• [Task requirements]: Scan the listing for the word "that" and give the number of lines where it appears, with no other text.
════════
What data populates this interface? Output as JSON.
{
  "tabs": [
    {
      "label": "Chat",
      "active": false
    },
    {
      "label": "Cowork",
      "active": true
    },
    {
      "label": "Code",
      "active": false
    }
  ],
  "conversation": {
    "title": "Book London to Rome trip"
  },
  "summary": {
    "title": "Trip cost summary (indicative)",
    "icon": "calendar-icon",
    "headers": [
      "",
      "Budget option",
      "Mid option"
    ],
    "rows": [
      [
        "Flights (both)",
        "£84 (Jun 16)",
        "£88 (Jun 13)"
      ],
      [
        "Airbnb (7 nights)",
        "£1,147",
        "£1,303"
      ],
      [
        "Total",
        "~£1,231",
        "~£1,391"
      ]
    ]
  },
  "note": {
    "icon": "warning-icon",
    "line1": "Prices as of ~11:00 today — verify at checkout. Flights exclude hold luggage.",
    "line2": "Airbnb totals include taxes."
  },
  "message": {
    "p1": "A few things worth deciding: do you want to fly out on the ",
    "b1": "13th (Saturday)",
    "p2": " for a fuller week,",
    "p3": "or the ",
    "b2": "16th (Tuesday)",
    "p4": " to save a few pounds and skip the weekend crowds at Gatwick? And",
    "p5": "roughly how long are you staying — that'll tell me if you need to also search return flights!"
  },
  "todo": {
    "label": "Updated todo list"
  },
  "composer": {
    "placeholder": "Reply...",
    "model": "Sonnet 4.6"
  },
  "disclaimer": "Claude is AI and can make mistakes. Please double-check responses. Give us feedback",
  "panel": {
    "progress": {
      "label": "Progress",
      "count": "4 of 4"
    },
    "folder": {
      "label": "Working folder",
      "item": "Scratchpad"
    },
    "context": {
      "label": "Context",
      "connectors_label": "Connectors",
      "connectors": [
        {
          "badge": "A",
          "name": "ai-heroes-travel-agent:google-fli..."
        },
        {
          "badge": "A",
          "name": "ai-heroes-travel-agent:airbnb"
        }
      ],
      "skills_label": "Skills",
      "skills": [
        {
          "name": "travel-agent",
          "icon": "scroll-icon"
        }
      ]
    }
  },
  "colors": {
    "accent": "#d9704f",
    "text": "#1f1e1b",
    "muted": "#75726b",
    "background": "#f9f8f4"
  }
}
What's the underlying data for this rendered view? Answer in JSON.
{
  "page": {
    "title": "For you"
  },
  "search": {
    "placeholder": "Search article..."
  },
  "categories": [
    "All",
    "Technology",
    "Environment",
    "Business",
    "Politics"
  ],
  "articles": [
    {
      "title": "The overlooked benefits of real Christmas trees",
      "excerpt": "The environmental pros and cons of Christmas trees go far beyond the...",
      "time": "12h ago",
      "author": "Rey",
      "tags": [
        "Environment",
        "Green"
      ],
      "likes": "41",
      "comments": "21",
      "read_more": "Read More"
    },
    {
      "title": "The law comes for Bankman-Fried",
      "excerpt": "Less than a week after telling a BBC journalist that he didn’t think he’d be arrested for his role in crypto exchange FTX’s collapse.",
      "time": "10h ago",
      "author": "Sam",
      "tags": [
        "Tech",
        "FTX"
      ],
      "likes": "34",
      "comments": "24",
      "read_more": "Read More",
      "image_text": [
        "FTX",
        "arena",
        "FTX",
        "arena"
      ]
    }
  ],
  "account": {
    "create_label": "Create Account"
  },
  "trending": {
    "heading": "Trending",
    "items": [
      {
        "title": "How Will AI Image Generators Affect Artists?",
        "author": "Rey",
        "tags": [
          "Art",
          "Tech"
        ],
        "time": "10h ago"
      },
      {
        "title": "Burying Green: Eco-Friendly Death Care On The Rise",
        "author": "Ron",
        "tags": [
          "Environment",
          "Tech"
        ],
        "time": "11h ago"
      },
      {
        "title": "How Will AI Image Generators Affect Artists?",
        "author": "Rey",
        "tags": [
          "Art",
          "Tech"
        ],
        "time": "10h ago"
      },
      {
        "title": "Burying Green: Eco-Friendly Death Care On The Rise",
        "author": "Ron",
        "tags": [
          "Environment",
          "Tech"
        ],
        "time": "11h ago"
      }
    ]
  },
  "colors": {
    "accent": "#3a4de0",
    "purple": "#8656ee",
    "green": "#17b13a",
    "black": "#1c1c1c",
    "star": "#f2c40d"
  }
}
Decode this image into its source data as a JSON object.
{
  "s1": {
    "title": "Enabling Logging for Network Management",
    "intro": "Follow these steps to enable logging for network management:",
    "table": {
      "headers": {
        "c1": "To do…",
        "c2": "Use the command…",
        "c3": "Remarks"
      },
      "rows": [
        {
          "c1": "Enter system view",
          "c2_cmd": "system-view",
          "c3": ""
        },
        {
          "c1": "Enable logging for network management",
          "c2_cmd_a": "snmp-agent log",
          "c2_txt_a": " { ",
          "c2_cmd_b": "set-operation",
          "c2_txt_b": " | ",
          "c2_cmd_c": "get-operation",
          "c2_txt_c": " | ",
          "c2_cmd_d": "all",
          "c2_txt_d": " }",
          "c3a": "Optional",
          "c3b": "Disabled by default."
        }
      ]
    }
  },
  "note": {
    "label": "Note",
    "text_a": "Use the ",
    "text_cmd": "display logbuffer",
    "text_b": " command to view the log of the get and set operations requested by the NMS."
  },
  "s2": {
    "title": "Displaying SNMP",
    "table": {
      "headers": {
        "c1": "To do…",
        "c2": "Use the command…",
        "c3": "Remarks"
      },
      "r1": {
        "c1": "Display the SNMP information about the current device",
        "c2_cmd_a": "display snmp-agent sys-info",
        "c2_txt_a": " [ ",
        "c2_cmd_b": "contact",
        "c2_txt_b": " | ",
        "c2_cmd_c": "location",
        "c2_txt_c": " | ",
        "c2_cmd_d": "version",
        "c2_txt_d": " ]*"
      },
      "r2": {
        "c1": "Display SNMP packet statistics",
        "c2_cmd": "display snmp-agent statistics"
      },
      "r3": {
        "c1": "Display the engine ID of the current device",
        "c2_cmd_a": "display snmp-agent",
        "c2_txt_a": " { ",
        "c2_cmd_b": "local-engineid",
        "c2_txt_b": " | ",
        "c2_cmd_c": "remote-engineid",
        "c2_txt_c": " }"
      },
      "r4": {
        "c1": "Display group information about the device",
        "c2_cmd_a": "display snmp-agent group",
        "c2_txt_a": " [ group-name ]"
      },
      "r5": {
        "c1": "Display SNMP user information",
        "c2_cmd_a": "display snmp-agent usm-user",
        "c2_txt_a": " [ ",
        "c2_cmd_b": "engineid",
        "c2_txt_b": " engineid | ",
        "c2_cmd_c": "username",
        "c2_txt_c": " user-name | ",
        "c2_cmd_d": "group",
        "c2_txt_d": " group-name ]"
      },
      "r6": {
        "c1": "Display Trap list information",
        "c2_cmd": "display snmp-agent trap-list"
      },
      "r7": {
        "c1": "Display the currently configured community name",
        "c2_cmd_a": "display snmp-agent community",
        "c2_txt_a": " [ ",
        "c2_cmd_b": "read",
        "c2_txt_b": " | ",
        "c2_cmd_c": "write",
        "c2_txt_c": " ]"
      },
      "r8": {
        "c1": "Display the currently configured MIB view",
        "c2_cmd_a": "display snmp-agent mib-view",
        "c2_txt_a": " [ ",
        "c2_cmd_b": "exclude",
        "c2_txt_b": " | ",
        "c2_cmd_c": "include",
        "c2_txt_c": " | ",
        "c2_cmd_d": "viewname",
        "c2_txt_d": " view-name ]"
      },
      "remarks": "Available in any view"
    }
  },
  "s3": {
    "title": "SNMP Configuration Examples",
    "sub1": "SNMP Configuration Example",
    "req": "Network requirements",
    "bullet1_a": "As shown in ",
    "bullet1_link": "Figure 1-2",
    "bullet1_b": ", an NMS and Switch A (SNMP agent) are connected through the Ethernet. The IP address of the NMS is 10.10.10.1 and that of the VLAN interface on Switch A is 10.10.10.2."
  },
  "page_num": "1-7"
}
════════
• [Answer for this exercise]: 3